Dataset rows for apps and sites
┄┄┄┄┄┄

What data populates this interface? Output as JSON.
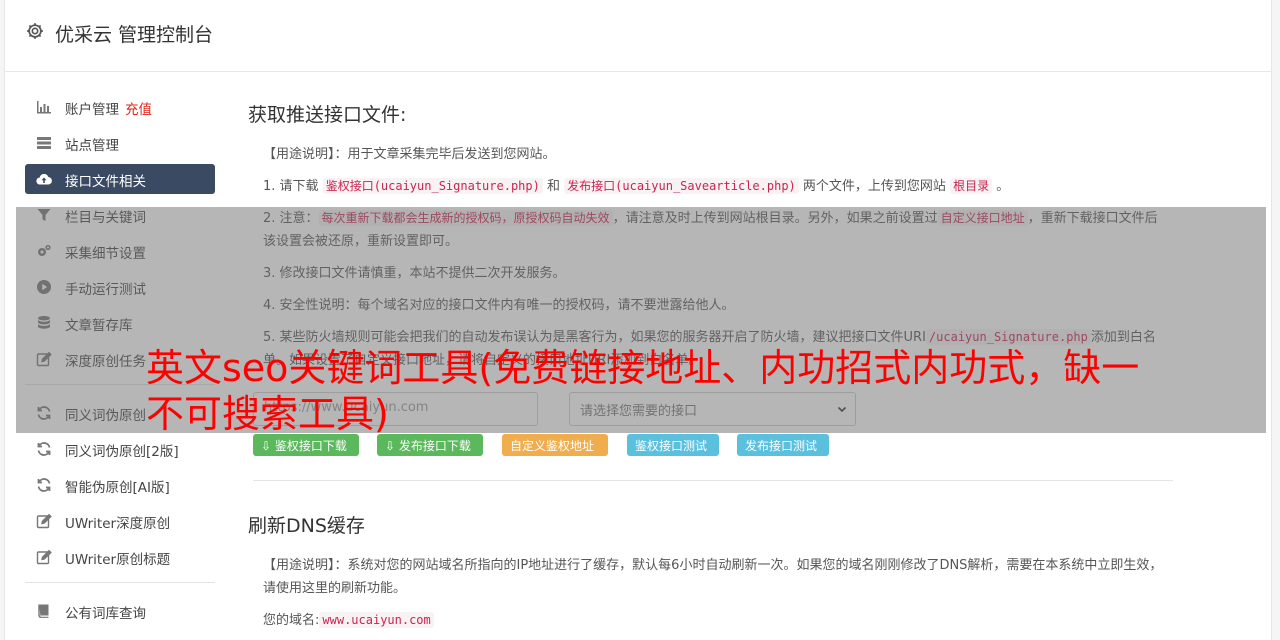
{
  "header": {
    "title": "优采云 管理控制台"
  },
  "sidebar": {
    "group1": [
      {
        "label": "账户管理",
        "extra": "充值",
        "icon": "bar-chart-icon"
      },
      {
        "label": "站点管理",
        "icon": "server-icon"
      },
      {
        "label": "接口文件相关",
        "icon": "cloud-upload-icon",
        "active": true
      },
      {
        "label": "栏目与关键词",
        "icon": "filter-icon"
      },
      {
        "label": "采集细节设置",
        "icon": "cogs-icon"
      },
      {
        "label": "手动运行测试",
        "icon": "play-circle-icon"
      },
      {
        "label": "文章暂存库",
        "icon": "database-icon"
      },
      {
        "label": "深度原创任务",
        "icon": "edit-icon"
      }
    ],
    "group2": [
      {
        "label": "同义词伪原创",
        "icon": "refresh-icon"
      },
      {
        "label": "同义词伪原创[2版]",
        "icon": "refresh-icon"
      },
      {
        "label": "智能伪原创[AI版]",
        "icon": "refresh-icon"
      },
      {
        "label": "UWriter深度原创",
        "icon": "edit-icon"
      },
      {
        "label": "UWriter原创标题",
        "icon": "edit-icon"
      }
    ],
    "group3": [
      {
        "label": "公有词库查询",
        "icon": "book-icon"
      }
    ]
  },
  "section1": {
    "title": "获取推送接口文件:",
    "usage": "【用途说明】：用于文章采集完毕后发送到您网站。",
    "item1": {
      "p1": "1. 请下载",
      "c1": "鉴权接口(ucaiyun_Signature.php)",
      "p2": "和",
      "c2": "发布接口(ucaiyun_Savearticle.php)",
      "p3": "两个文件，上传到您网站",
      "c3": "根目录",
      "p4": "。"
    },
    "item2": {
      "p1": "2. 注意：",
      "c1": "每次重新下载都会生成新的授权码，原授权码自动失效",
      "p2": "，请注意及时上传到网站根目录。另外，如果之前设置过",
      "c2": "自定义接口地址",
      "p3": "，重新下载接口文件后该设置会被还原，重新设置即可。"
    },
    "item3": "3. 修改接口文件请慎重，本站不提供二次开发服务。",
    "item4": "4. 安全性说明：每个域名对应的接口文件内有唯一的授权码，请不要泄露给他人。",
    "item5": {
      "p1": "5. 某些防火墙规则可能会把我们的自动发布误认为是黑客行为，如果您的服务器开启了防火墙，建议把接口文件URI",
      "c1": "/ucaiyun_Signature.php",
      "p2": "添加到白名单。如果设置了自定义接口地址，请将自定义的接口地址URI添加到白名单。"
    },
    "url_placeholder": "https://www.ucaiyun.com",
    "select_placeholder": "请选择您需要的接口",
    "buttons": {
      "auth_download": "鉴权接口下载",
      "publish_download": "发布接口下载",
      "custom_auth_url": "自定义鉴权地址",
      "auth_test": "鉴权接口测试",
      "publish_test": "发布接口测试"
    }
  },
  "section2": {
    "title": "刷新DNS缓存",
    "usage": "【用途说明】：系统对您的网站域名所指向的IP地址进行了缓存，默认每6小时自动刷新一次。如果您的域名刚刚修改了DNS解析，需要在本系统中立即生效，请使用这里的刷新功能。",
    "domain_label": "您的域名:",
    "domain_value": "www.ucaiyun.com"
  },
  "overlay_text": "英文seo关键词工具(免费链接地址、内功招式内功式，缺一不可搜索工具)",
  "colors": {
    "sidebar_active": "#3b4a63",
    "recharge_red": "#e2231a",
    "btn_green": "#5cb85c",
    "btn_orange": "#f0ad4e",
    "btn_blue": "#5bc0de",
    "overlay_text": "#ff0000"
  }
}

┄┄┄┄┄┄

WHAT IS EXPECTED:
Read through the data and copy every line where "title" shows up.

WRITTEN ANSWER:
    "title": "优采云 管理控制台"
    "title": "获取推送接口文件:",
    "title": "刷新DNS缓存",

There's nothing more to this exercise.